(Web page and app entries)
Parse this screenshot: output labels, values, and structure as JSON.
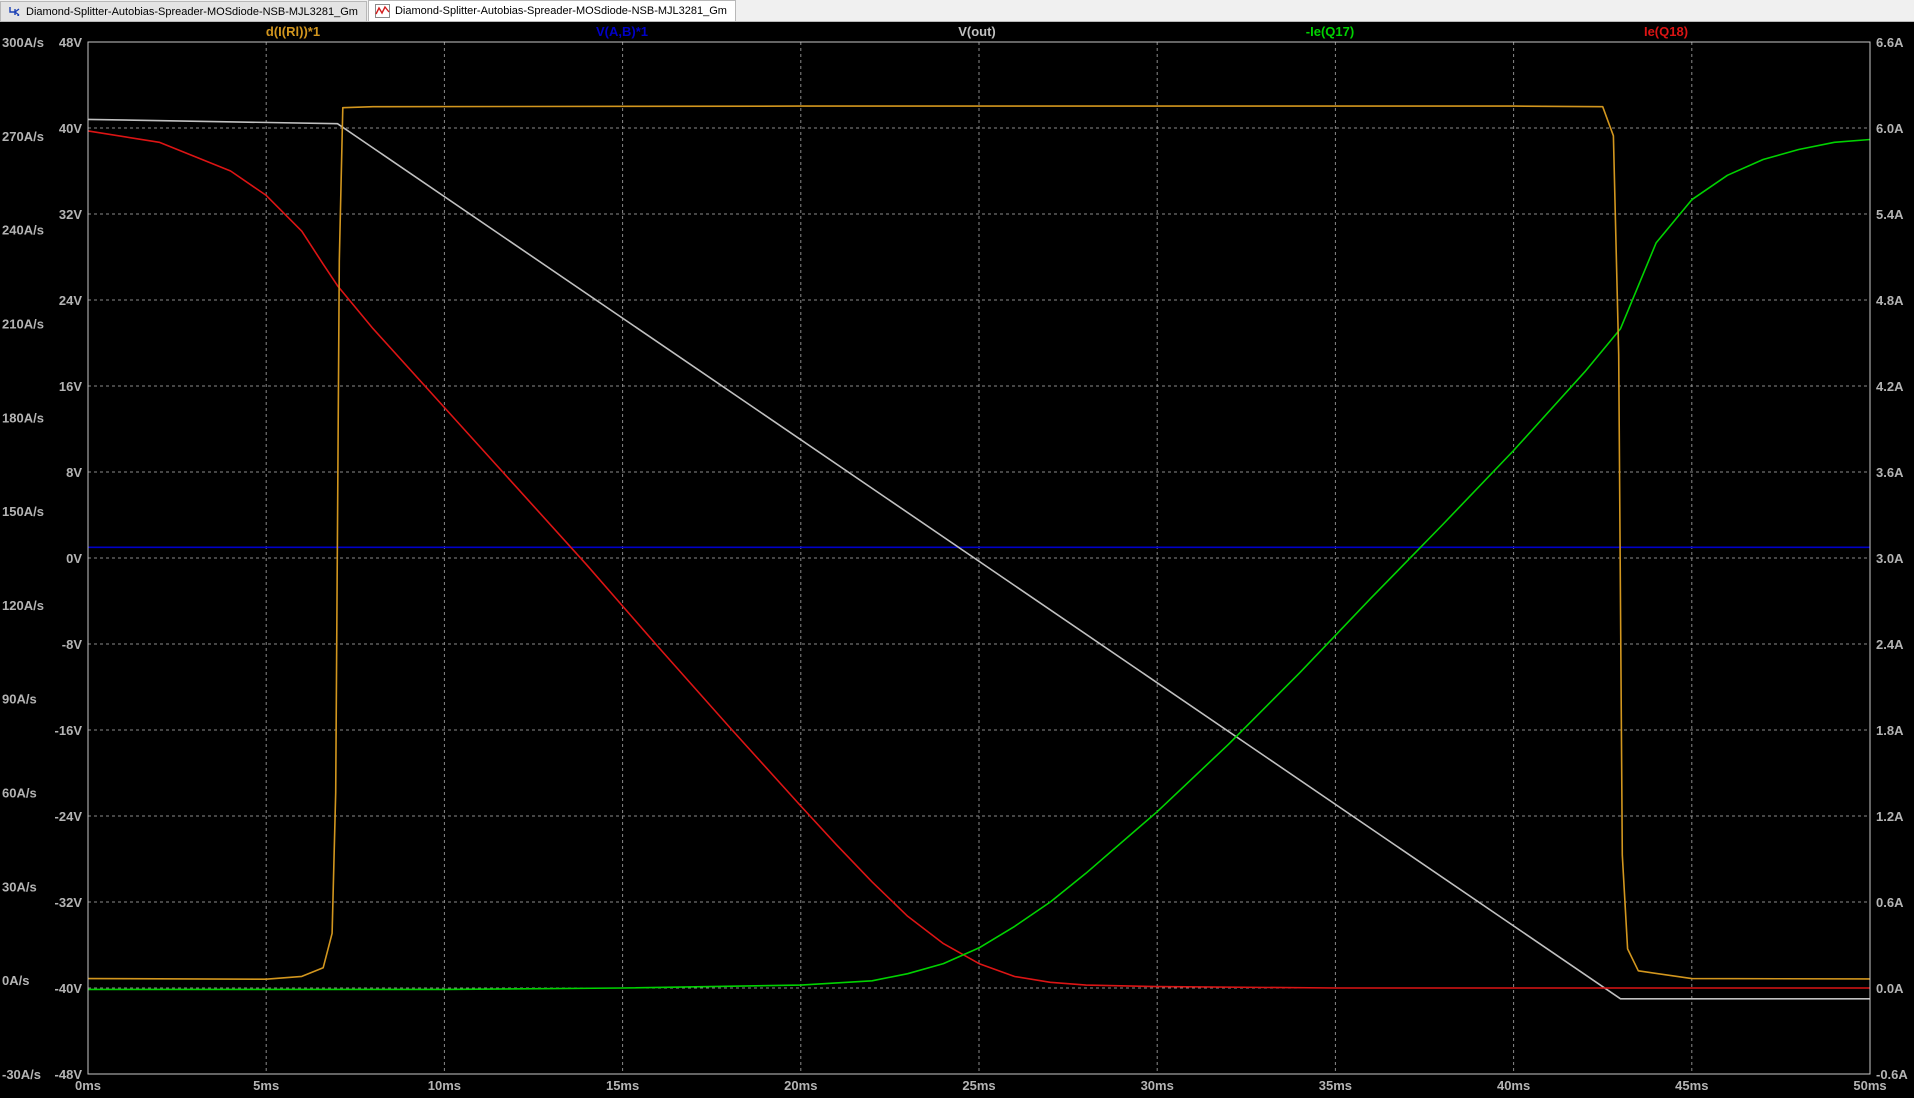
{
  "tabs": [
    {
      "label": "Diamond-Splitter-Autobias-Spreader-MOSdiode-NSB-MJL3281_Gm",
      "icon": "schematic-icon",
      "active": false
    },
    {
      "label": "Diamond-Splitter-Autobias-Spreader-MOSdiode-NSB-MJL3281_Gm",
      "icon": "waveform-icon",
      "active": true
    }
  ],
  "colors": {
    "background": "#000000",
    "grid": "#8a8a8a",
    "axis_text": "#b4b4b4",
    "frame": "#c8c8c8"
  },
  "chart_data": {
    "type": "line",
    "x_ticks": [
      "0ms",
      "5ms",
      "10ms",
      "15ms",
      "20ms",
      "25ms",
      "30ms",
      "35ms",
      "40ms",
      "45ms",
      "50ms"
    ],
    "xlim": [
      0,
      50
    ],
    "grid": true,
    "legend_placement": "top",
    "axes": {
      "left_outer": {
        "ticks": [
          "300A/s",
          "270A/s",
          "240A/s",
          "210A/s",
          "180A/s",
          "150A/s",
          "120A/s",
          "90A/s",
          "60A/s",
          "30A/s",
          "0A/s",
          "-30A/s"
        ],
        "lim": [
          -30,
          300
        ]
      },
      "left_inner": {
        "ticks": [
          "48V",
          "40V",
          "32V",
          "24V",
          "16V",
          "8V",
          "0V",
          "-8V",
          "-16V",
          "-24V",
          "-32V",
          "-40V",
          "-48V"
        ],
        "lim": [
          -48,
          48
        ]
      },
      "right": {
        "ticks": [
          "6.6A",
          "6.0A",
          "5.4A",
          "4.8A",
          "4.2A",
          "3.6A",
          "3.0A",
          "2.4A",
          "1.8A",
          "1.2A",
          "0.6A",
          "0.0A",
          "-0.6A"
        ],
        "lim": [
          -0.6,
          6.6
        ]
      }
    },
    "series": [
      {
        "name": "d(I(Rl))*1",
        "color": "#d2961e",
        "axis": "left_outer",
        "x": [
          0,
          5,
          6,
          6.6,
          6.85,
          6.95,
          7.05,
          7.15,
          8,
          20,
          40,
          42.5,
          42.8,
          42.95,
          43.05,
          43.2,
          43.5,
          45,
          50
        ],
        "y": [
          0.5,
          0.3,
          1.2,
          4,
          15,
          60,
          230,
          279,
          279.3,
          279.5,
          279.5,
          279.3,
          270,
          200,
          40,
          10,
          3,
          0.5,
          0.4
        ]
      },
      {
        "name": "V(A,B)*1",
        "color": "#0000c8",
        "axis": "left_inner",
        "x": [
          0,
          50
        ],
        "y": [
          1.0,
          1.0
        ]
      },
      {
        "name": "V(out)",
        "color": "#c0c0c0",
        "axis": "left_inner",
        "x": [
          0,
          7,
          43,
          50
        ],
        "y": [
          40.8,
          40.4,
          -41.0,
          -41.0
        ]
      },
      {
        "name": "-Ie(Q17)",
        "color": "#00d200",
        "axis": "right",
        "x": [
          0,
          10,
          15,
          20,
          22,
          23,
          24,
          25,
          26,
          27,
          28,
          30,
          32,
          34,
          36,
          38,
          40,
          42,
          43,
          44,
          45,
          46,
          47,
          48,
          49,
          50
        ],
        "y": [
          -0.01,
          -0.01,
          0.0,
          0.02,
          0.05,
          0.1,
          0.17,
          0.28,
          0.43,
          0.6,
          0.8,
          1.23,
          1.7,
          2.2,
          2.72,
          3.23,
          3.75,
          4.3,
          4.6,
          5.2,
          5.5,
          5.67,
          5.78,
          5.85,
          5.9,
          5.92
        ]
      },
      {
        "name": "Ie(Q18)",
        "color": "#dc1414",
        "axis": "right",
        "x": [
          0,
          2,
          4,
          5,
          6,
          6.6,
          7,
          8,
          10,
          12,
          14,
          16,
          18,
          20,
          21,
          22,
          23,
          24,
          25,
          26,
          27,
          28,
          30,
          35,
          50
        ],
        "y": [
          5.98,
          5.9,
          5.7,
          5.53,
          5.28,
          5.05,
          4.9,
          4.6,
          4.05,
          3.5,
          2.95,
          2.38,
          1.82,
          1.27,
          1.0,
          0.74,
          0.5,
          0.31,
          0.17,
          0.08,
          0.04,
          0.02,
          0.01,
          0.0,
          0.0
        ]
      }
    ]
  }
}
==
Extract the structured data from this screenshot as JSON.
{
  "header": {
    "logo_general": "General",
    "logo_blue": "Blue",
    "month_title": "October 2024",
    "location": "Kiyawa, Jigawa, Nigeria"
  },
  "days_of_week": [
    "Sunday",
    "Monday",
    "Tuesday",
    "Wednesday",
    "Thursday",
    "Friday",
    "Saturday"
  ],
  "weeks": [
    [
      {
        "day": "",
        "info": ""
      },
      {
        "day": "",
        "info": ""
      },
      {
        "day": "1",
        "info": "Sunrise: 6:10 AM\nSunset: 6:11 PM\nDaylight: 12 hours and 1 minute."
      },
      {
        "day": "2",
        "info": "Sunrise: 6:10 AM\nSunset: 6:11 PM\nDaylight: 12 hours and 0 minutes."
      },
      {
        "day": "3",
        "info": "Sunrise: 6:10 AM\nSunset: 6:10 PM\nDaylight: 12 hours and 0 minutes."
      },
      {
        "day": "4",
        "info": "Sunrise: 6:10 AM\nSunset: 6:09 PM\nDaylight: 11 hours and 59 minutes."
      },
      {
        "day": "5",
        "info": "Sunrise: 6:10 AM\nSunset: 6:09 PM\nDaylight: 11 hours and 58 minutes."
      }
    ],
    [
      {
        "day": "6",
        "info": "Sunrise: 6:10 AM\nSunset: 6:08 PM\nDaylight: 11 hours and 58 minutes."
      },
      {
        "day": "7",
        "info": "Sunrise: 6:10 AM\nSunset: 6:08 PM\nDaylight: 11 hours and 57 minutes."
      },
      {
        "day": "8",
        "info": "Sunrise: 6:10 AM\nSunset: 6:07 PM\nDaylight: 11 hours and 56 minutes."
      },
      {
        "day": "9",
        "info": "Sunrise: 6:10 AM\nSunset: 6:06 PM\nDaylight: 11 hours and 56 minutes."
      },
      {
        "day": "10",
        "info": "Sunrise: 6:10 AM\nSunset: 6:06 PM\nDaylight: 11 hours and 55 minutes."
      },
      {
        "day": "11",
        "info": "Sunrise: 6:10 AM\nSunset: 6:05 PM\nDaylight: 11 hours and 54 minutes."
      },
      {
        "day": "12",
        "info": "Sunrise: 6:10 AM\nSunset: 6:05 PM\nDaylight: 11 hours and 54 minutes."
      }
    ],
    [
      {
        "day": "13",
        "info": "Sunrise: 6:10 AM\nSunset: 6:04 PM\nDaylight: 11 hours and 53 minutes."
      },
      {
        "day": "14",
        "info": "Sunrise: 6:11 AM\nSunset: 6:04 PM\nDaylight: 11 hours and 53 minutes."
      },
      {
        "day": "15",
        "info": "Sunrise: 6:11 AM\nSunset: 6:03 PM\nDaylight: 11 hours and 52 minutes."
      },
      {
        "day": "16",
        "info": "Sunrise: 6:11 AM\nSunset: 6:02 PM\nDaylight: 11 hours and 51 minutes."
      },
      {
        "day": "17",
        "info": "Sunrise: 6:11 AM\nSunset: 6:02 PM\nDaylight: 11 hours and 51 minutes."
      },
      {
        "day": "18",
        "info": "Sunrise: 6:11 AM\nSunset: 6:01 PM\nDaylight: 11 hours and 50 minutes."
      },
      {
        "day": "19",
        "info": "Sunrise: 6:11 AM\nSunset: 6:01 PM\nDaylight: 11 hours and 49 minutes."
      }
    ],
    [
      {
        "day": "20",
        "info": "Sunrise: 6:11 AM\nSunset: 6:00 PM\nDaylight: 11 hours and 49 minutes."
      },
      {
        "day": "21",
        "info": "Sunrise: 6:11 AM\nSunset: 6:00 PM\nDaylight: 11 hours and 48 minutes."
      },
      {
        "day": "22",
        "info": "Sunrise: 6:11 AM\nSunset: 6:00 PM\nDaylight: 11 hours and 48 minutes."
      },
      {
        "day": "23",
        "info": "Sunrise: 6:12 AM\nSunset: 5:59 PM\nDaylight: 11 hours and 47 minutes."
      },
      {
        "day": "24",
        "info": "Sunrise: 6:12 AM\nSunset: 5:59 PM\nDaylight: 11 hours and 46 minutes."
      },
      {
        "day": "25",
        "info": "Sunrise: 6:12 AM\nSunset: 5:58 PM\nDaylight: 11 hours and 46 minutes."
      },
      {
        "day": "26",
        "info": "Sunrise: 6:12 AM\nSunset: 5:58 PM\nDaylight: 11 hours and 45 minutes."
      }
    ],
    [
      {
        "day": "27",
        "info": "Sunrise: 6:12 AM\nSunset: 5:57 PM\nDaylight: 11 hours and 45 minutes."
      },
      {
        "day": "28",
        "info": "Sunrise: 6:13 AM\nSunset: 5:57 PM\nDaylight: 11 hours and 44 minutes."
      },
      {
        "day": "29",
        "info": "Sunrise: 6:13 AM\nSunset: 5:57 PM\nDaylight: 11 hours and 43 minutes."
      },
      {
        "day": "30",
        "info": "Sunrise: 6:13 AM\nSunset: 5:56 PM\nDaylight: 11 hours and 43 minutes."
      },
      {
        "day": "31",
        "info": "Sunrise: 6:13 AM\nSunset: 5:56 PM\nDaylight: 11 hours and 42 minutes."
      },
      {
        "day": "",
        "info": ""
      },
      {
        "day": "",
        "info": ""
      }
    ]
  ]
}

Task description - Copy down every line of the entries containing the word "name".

Response -
        "name": "d(I(Rl))*1",
        "name": "V(A,B)*1",
        "name": "V(out)",
        "name": "-Ie(Q17)",
        "name": "Ie(Q18)",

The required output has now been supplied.